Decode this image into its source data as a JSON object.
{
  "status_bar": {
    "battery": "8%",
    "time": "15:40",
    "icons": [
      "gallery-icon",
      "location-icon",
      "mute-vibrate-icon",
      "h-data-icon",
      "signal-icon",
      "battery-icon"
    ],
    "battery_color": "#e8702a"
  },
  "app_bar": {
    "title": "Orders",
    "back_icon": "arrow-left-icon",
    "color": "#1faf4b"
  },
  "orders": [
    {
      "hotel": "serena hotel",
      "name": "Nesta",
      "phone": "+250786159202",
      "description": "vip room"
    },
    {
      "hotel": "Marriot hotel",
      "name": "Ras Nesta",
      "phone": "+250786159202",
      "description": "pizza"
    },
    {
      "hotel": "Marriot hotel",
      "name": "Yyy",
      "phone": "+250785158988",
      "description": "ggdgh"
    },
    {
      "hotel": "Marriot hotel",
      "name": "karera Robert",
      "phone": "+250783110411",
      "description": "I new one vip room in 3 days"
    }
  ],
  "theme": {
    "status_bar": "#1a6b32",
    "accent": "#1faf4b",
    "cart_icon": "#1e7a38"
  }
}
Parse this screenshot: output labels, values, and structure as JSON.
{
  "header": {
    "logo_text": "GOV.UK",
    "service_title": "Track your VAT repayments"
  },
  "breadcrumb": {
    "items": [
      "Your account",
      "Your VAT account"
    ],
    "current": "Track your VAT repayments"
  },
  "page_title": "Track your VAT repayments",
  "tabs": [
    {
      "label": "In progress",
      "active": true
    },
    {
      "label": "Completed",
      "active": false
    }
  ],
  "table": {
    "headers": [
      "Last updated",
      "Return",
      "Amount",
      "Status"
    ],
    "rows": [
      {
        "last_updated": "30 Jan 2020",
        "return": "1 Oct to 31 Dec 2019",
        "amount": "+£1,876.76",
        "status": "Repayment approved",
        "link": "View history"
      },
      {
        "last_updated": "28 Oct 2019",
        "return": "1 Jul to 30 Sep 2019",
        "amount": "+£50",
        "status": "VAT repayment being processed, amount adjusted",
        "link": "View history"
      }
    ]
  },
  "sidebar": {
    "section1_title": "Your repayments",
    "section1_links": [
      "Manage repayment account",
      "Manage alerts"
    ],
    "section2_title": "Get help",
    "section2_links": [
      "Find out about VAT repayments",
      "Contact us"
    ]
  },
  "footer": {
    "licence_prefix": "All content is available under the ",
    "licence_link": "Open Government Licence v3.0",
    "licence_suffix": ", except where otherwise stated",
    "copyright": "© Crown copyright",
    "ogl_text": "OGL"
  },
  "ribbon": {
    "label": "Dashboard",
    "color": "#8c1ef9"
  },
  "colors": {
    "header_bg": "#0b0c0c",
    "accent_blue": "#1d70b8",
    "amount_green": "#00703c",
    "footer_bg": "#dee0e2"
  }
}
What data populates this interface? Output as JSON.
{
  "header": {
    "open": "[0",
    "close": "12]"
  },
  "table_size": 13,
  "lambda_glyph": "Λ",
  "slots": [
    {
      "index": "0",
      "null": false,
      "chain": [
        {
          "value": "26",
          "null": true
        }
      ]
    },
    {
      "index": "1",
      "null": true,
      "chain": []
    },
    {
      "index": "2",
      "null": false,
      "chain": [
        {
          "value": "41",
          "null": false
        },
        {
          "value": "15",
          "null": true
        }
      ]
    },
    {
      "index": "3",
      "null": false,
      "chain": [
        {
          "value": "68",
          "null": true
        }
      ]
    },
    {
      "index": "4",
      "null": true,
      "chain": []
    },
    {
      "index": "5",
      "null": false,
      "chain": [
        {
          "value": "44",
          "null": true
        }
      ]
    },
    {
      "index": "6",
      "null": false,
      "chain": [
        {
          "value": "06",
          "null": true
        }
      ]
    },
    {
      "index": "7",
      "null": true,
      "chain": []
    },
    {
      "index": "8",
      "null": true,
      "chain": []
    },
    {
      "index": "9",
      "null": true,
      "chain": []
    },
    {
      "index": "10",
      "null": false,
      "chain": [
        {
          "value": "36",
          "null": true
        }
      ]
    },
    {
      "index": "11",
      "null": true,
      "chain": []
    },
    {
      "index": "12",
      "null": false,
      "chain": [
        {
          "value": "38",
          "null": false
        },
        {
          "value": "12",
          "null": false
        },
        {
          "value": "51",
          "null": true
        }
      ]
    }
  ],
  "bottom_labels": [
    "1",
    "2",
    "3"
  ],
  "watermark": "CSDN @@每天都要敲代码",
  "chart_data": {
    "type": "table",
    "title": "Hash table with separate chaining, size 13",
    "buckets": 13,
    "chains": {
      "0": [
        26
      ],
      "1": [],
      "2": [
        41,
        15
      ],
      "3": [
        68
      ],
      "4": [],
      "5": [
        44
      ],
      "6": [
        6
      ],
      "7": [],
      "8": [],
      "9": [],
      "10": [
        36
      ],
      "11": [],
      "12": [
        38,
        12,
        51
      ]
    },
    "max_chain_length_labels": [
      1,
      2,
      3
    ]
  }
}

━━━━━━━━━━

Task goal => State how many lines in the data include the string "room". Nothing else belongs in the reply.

Solved exercise => 2